Ginsberg Center hosts Community Conversation after #StopSpencer Week of Action

Students discuss Richard Spencer's possible visit to campus Friday at the Community Conversation in the Ginsberg Center.

Students discuss Richard Spencer's possible visit to campus Friday at the Community Conversation in the Ginsberg Center. Buy this photo
Michael Barsky/Daily

 

Sunday, December 3, 2017 - 5:53pm

To provide a space to debrief and reflect after the #StopSpencer Week of Action, organizers hosted a Community Conversation Friday night at the Edward Ginsberg Center for Community Service and Learning, with about 30 students in attendance. At the event, attendees voiced their thoughts and concerns about the prospect of white supremacist Richard Spencer speaking on campus.
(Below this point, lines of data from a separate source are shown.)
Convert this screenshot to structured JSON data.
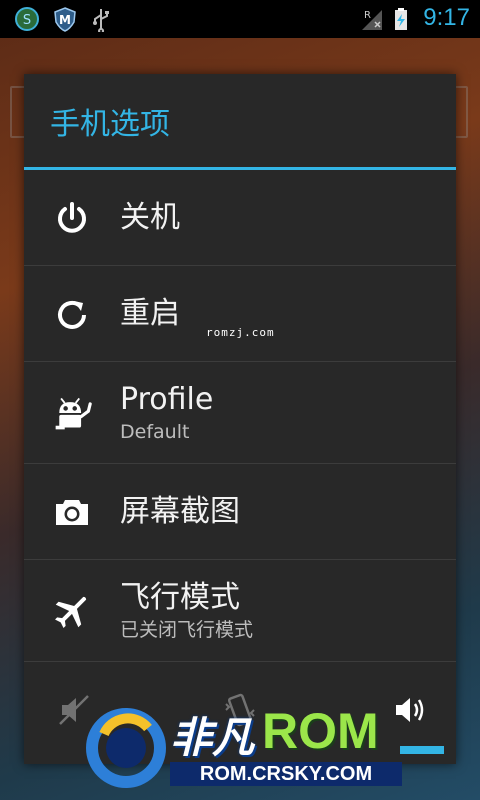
{
  "status_bar": {
    "time": "9:17",
    "icons": [
      "antivirus-icon",
      "shield-m-icon",
      "usb-icon",
      "no-signal-roaming-icon",
      "battery-charging-icon"
    ],
    "signal_label": "R"
  },
  "dialog": {
    "title": "手机选项",
    "items": [
      {
        "label": "关机",
        "icon": "power-icon"
      },
      {
        "label": "重启",
        "icon": "restart-icon"
      },
      {
        "label": "Profile",
        "sublabel": "Default",
        "icon": "profile-android-icon"
      },
      {
        "label": "屏幕截图",
        "icon": "camera-icon"
      },
      {
        "label": "飞行模式",
        "sublabel": "已关闭飞行模式",
        "icon": "airplane-icon"
      }
    ],
    "sound_modes": [
      "mute-icon",
      "vibrate-icon",
      "sound-on-icon"
    ]
  },
  "watermark": {
    "small_text": "romzj.com",
    "logo_cn": "非凡",
    "logo_rom": "ROM",
    "logo_url": "ROM.CRSKY.COM"
  },
  "colors": {
    "accent": "#33b5e5",
    "dialog_bg": "#282828",
    "logo_green": "#9be64a"
  }
}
For most of the event, organizers divided attendees into six small groups for discussions led by #StopSpencer organizers.

One LSA senior, who was an organizer with #StopSpencer and asked to remain anonymous for fear of repercussions, viewed the event as an opportunity to support one another and reflect.

“The intention is to have food, give people a space to heal and process what they’re feeling with the potential of Spencer coming,” the student said.

While #StopSpencer is primarily focused on the prospect of Spencer visiting and speaking, the coalition is also fighting against racist acts, in general, at the University of Michigan.

“This growing understanding that we’re not just fighting the potential of Richard Spencer coming to campus; we’re addressing white supremacy that exists on campus on a daily basis,” the student said.

In an email, LSA senior Hoai An Pham, the press liaison for #StopSpencer, wrote she disagrees with a belief held by the administration that Spencer’s speech will unite students in resistance.

“The oppression of other people happens on a regular basis, whether Richard Spencer is coming to campus or not,” Pham wrote. “We should not need an actual white supremacist in town to remind us to stand together — allies need to do a better job of being active and remaining united with marginalized people on a daily basis.”

While the Week of Action may have formally concluded, according to Pham, the work of organizers is far from over.

“I am hoping that we can continue to raise awareness of this issue and ensure student safety,” Pham wrote. “We are only students, and the burden of protecting ourselves should be shouldered by the administration. We are hoping that they will take this responsibility, and take strides to deny Spencer, and actively fight white supremacy.”

Another LSA senior and organizer who also asked to remain anonymous, recognized even for more experienced activists, dialogues like these can be helpful especially in divisive political climates.

“For a lot of people, this is their first time being involved in these conversations and even if this wasn’t the first time that they were involved, it’s always a new situation,” the student said. “Not many of us have experienced dealing with Nazis, fortunately, or the threat thereof.”

Additionally, several students expressed confusion, and sometimes frustration, with students who seem apathetic, or concerned but not actively protesting.

“I think a lot of students and people in general think that it’s too late to join something like this after it gets going, but it’s the opposite,” the second student said. “We always want to build capacity.”